All the records that follow need to be reproduced exactly. Omit the images.

Top of Input

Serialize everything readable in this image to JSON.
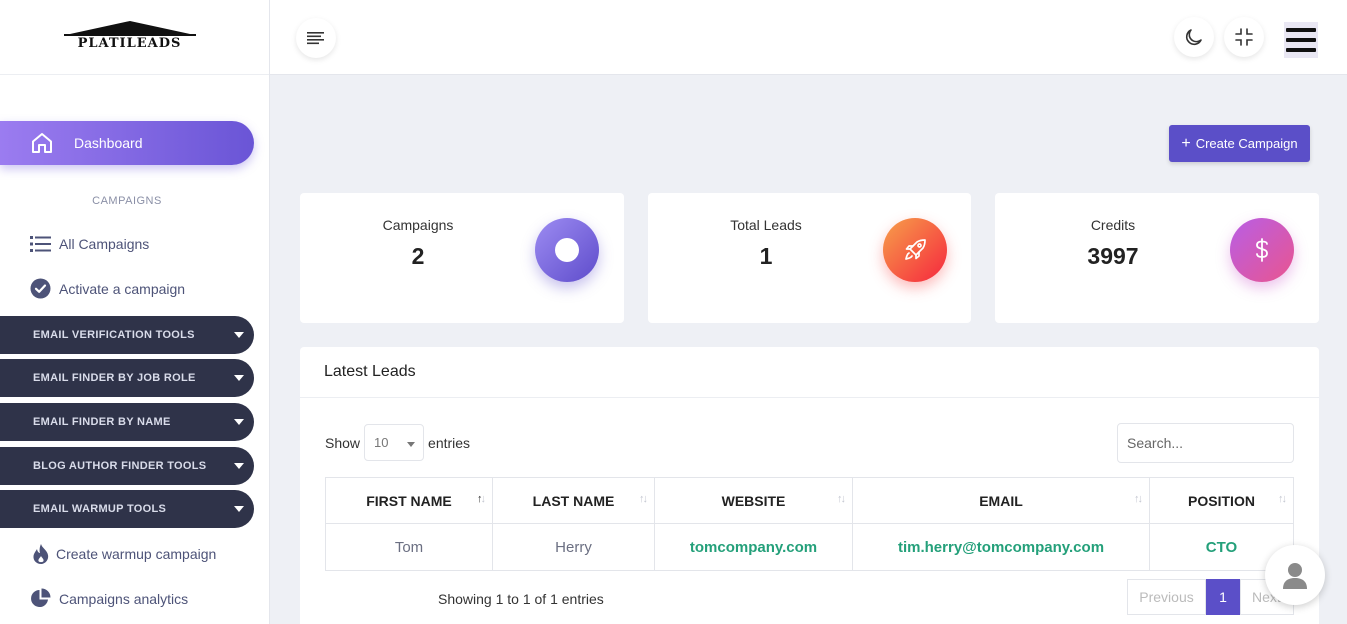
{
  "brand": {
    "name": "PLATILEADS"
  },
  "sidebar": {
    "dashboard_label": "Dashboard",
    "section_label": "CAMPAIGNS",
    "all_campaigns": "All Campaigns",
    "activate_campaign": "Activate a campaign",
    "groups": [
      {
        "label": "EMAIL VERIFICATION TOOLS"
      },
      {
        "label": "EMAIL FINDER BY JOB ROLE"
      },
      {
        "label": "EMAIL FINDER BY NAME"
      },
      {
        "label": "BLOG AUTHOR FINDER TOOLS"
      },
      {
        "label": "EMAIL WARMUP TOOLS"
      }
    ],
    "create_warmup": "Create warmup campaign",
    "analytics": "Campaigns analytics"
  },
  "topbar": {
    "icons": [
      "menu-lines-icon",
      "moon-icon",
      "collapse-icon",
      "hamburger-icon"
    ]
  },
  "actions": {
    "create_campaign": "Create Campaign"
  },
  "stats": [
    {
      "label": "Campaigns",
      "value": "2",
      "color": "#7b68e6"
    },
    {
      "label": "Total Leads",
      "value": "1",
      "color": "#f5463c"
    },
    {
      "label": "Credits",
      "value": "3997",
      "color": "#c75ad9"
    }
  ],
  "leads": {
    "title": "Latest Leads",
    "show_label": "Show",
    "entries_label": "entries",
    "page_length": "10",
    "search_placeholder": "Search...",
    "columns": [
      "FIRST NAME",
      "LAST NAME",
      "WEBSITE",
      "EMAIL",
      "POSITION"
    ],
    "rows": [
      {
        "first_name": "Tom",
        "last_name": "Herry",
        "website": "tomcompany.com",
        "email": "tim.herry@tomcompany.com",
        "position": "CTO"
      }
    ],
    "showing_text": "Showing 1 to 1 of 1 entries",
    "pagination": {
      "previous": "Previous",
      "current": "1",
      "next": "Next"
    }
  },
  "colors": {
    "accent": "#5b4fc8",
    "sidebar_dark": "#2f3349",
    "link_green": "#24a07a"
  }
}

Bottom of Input

* _Task answer_
Serialize everything readable in this image to JSON.
{
  "brand": {
    "name": "PLATILEADS"
  },
  "sidebar": {
    "dashboard_label": "Dashboard",
    "section_label": "CAMPAIGNS",
    "all_campaigns": "All Campaigns",
    "activate_campaign": "Activate a campaign",
    "groups": [
      {
        "label": "EMAIL VERIFICATION TOOLS"
      },
      {
        "label": "EMAIL FINDER BY JOB ROLE"
      },
      {
        "label": "EMAIL FINDER BY NAME"
      },
      {
        "label": "BLOG AUTHOR FINDER TOOLS"
      },
      {
        "label": "EMAIL WARMUP TOOLS"
      }
    ],
    "create_warmup": "Create warmup campaign",
    "analytics": "Campaigns analytics"
  },
  "topbar": {
    "icons": [
      "menu-lines-icon",
      "moon-icon",
      "collapse-icon",
      "hamburger-icon"
    ]
  },
  "actions": {
    "create_campaign": "Create Campaign"
  },
  "stats": [
    {
      "label": "Campaigns",
      "value": "2",
      "color": "#7b68e6"
    },
    {
      "label": "Total Leads",
      "value": "1",
      "color": "#f5463c"
    },
    {
      "label": "Credits",
      "value": "3997",
      "color": "#c75ad9"
    }
  ],
  "leads": {
    "title": "Latest Leads",
    "show_label": "Show",
    "entries_label": "entries",
    "page_length": "10",
    "search_placeholder": "Search...",
    "columns": [
      "FIRST NAME",
      "LAST NAME",
      "WEBSITE",
      "EMAIL",
      "POSITION"
    ],
    "rows": [
      {
        "first_name": "Tom",
        "last_name": "Herry",
        "website": "tomcompany.com",
        "email": "tim.herry@tomcompany.com",
        "position": "CTO"
      }
    ],
    "showing_text": "Showing 1 to 1 of 1 entries",
    "pagination": {
      "previous": "Previous",
      "current": "1",
      "next": "Next"
    }
  },
  "colors": {
    "accent": "#5b4fc8",
    "sidebar_dark": "#2f3349",
    "link_green": "#24a07a"
  }
}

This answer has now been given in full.